▸ WHAT THE EXERCISE ASKS:
The expected answer is a single number, namely how many lines in the data below hold the word "shortcut".

RECORDS TO PROCESS section start

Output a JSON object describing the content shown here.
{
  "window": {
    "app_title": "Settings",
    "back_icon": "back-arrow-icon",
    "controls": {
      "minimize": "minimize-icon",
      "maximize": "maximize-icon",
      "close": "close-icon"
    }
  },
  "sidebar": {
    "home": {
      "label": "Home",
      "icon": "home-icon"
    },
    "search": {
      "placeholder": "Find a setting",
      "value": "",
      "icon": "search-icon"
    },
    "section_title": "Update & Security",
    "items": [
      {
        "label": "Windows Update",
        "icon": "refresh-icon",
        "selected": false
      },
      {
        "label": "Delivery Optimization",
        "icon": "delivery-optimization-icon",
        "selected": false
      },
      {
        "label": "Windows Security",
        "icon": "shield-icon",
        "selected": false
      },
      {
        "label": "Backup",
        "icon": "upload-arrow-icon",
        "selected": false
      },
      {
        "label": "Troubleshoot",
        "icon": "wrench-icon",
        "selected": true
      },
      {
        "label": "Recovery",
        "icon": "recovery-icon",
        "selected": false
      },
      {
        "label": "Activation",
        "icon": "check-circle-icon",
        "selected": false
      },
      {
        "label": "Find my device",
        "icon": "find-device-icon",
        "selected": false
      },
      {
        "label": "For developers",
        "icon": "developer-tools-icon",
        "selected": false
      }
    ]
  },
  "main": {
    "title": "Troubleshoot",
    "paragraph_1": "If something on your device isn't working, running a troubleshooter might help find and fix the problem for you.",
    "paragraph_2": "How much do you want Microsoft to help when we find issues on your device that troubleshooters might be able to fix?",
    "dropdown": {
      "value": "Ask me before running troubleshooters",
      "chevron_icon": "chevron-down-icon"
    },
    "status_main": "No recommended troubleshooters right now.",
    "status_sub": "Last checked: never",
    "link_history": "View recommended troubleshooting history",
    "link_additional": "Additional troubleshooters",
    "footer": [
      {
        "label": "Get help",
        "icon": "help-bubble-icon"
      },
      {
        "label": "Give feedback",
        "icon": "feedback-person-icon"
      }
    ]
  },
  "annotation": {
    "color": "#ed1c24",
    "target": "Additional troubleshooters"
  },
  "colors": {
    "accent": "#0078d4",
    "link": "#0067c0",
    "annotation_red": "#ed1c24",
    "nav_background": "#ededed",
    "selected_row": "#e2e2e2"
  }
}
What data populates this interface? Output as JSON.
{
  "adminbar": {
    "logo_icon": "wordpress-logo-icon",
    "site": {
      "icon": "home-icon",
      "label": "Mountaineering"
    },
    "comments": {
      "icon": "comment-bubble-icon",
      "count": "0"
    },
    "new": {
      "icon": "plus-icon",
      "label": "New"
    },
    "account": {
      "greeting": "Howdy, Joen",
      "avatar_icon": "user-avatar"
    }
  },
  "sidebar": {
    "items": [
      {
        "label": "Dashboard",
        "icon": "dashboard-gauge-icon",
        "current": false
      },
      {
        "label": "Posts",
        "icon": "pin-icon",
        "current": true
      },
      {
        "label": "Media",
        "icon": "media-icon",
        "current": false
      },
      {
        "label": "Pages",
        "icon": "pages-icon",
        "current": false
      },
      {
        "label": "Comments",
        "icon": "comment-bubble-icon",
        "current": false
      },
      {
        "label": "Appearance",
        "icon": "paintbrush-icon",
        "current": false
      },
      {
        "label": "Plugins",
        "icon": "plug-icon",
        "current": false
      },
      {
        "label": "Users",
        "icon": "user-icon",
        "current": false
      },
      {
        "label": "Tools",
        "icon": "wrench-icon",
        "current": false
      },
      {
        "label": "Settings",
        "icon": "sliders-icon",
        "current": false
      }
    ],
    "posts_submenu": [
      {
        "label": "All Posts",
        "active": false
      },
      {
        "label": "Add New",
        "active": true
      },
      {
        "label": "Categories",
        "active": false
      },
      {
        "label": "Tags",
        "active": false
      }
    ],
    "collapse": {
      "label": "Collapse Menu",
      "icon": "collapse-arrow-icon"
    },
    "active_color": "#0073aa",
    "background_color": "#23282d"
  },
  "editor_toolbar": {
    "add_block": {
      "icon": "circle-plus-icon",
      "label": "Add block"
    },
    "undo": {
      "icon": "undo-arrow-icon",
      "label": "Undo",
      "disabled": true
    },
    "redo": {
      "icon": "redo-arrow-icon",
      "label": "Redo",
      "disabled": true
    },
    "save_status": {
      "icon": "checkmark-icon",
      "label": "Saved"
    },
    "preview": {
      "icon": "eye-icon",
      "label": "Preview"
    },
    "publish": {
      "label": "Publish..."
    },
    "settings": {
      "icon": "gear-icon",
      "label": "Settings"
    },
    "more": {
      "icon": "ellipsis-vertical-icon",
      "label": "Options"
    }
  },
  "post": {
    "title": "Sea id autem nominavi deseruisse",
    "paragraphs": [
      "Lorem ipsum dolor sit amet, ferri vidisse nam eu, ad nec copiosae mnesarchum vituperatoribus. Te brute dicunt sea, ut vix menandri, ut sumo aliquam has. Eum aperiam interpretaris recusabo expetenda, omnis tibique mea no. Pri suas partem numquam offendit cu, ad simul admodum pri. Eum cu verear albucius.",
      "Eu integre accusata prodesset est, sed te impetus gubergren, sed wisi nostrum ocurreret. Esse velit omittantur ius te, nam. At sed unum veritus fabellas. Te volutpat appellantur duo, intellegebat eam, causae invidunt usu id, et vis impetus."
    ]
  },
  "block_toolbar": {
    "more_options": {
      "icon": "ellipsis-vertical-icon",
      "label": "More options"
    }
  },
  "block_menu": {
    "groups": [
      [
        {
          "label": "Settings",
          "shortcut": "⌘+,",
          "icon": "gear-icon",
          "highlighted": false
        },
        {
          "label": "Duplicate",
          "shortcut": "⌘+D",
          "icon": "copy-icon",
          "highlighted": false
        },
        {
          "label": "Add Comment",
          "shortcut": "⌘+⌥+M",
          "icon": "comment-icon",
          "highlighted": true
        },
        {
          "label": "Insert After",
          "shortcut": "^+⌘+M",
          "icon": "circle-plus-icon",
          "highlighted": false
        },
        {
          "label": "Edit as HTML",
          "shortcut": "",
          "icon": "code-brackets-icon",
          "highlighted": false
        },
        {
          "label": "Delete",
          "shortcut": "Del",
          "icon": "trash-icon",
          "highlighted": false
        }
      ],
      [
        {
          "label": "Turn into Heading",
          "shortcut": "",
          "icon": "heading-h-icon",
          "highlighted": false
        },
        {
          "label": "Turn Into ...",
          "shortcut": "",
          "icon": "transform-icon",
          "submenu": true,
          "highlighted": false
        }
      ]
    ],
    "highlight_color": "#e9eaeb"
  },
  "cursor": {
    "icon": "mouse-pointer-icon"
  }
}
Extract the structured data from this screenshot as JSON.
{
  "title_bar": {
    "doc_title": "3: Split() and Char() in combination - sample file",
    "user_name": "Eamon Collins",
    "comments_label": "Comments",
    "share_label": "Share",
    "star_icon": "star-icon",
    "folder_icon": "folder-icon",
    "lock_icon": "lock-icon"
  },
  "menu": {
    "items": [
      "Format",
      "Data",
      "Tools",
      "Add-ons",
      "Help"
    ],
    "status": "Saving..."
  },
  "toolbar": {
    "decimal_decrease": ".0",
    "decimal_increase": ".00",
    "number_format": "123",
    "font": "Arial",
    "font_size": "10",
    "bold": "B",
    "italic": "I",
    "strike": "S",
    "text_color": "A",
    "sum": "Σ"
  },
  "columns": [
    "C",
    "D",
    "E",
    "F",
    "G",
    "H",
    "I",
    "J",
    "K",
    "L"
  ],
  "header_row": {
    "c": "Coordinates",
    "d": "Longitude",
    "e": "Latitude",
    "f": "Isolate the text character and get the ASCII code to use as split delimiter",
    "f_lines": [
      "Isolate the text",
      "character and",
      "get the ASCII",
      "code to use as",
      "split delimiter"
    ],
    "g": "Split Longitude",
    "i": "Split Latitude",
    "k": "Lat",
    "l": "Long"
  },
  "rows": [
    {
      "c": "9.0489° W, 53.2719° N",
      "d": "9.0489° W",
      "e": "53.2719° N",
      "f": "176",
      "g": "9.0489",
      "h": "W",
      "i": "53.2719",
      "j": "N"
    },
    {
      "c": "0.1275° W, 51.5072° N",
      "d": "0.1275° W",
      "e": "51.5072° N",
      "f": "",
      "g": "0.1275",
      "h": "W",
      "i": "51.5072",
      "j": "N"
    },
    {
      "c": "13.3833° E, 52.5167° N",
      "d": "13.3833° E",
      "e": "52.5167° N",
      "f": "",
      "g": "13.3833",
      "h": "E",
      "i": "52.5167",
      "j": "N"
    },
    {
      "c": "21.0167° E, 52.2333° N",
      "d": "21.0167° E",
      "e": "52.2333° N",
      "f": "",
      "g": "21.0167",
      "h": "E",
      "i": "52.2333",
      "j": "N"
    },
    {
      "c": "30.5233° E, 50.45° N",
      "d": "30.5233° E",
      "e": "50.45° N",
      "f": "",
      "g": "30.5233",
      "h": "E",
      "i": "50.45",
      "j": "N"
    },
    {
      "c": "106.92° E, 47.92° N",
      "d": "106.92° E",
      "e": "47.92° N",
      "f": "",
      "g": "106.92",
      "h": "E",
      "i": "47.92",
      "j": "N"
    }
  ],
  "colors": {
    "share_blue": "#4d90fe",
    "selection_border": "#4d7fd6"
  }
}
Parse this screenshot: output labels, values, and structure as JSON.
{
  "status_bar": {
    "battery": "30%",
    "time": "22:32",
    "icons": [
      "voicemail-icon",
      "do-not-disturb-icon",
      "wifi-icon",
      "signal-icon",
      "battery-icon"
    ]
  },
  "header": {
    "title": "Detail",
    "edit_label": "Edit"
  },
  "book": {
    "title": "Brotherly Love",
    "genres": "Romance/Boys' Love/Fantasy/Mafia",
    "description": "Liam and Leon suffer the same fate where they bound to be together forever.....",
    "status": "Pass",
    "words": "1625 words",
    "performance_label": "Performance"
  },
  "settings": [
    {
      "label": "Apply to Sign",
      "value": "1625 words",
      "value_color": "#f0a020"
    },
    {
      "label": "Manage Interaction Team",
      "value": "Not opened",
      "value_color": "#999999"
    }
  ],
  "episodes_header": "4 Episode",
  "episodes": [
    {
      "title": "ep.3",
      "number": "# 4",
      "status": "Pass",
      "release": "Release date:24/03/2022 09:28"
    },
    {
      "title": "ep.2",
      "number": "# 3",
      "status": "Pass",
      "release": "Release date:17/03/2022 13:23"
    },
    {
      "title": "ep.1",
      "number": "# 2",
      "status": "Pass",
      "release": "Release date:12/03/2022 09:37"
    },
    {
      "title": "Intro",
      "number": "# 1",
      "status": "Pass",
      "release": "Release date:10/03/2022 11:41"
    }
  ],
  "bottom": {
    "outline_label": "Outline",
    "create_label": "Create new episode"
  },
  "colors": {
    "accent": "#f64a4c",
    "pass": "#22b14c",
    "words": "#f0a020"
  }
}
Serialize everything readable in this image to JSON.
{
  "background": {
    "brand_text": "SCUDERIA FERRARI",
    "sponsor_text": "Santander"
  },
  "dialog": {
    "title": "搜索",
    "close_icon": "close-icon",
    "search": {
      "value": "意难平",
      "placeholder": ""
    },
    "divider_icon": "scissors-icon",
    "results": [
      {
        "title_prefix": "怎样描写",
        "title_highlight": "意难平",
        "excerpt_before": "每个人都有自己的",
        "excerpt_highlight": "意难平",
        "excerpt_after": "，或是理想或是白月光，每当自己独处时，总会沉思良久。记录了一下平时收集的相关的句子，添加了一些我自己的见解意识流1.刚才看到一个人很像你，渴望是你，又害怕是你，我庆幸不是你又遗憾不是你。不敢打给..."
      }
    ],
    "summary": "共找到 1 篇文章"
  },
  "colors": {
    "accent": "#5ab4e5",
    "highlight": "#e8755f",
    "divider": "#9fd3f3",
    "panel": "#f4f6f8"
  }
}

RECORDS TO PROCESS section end

▸ SOLUTION FOR THIS EXERCISE:
8